◆ TASK BRIEF: Each line of the entries that mentions the string "name" needs to be reported.
*** Begin section ***
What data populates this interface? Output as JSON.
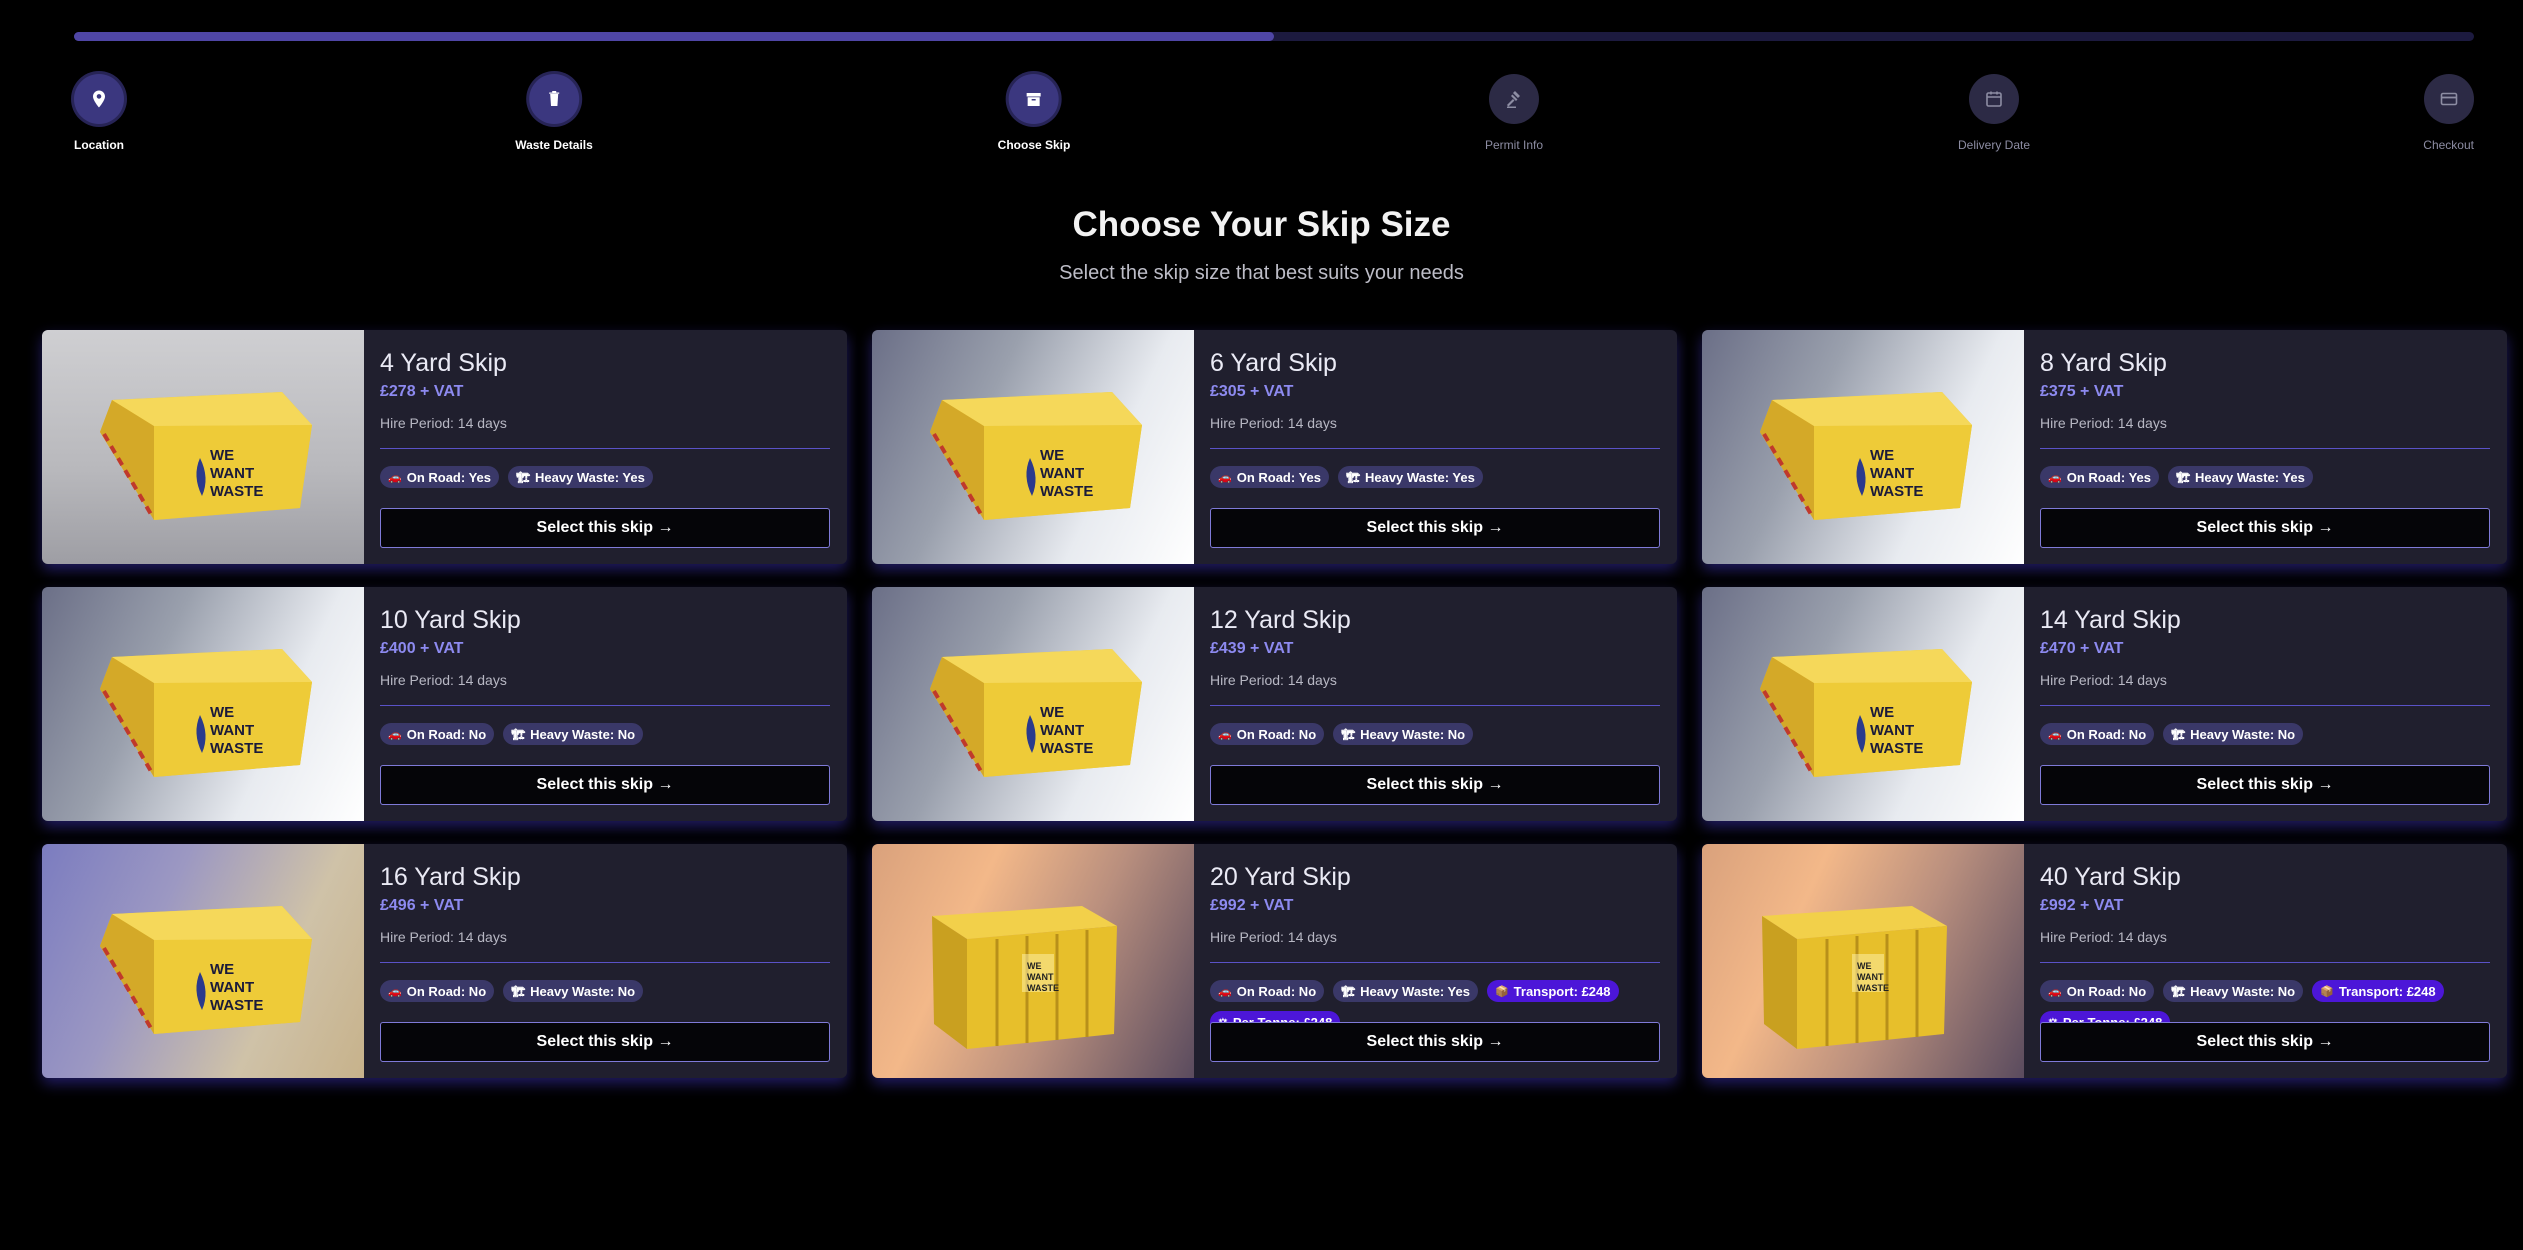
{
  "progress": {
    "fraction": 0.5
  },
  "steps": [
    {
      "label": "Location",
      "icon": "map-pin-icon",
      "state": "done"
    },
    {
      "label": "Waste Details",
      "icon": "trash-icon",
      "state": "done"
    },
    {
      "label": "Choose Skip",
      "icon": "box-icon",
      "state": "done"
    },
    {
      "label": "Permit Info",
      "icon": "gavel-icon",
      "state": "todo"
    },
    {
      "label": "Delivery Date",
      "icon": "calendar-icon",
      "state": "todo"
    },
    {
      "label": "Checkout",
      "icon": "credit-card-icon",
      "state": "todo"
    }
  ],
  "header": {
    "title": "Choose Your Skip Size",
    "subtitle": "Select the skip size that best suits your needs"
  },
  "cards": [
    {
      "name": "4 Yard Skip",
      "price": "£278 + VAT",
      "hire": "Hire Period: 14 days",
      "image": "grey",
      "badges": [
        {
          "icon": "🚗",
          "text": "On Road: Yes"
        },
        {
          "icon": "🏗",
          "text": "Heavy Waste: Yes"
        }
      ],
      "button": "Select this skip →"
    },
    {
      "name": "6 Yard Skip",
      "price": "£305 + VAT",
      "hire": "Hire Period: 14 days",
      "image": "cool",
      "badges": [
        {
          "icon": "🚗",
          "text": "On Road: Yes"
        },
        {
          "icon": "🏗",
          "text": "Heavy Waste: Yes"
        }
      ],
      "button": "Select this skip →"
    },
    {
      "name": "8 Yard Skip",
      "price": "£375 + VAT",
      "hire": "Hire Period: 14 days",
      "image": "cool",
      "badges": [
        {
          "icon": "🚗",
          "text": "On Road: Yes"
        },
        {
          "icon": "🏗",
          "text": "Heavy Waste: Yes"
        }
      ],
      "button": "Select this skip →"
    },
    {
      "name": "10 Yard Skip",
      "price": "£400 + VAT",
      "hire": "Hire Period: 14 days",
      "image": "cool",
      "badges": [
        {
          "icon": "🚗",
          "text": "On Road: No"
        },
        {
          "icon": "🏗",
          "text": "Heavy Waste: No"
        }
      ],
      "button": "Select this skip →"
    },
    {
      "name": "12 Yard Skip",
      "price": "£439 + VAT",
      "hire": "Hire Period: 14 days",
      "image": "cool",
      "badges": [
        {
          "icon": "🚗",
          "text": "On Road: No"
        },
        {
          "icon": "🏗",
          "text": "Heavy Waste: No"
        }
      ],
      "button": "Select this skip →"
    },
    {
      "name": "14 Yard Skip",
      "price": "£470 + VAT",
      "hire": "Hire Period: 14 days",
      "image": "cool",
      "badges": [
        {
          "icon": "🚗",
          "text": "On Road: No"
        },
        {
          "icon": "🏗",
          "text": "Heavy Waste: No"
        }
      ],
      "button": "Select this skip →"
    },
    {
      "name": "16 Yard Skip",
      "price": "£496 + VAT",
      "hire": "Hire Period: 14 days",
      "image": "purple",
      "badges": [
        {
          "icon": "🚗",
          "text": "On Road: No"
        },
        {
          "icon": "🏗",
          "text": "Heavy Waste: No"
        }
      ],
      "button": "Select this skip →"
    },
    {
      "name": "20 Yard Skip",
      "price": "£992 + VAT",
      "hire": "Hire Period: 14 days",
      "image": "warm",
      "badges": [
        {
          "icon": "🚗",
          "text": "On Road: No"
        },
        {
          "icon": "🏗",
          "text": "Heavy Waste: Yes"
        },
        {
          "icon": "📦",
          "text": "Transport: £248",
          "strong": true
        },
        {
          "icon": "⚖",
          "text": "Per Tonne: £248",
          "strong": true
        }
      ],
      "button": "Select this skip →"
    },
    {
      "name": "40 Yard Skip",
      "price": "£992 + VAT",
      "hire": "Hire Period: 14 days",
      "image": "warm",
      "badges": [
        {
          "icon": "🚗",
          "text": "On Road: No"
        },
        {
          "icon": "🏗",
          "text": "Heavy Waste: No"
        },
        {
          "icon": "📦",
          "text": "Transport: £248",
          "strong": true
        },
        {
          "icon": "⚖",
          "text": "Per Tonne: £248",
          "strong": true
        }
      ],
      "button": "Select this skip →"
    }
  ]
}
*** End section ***
◆ OUTPUT OF THE EXERCISE:
      "name": "4 Yard Skip",
      "name": "6 Yard Skip",
      "name": "8 Yard Skip",
      "name": "10 Yard Skip",
      "name": "12 Yard Skip",
      "name": "14 Yard Skip",
      "name": "16 Yard Skip",
      "name": "20 Yard Skip",
      "name": "40 Yard Skip",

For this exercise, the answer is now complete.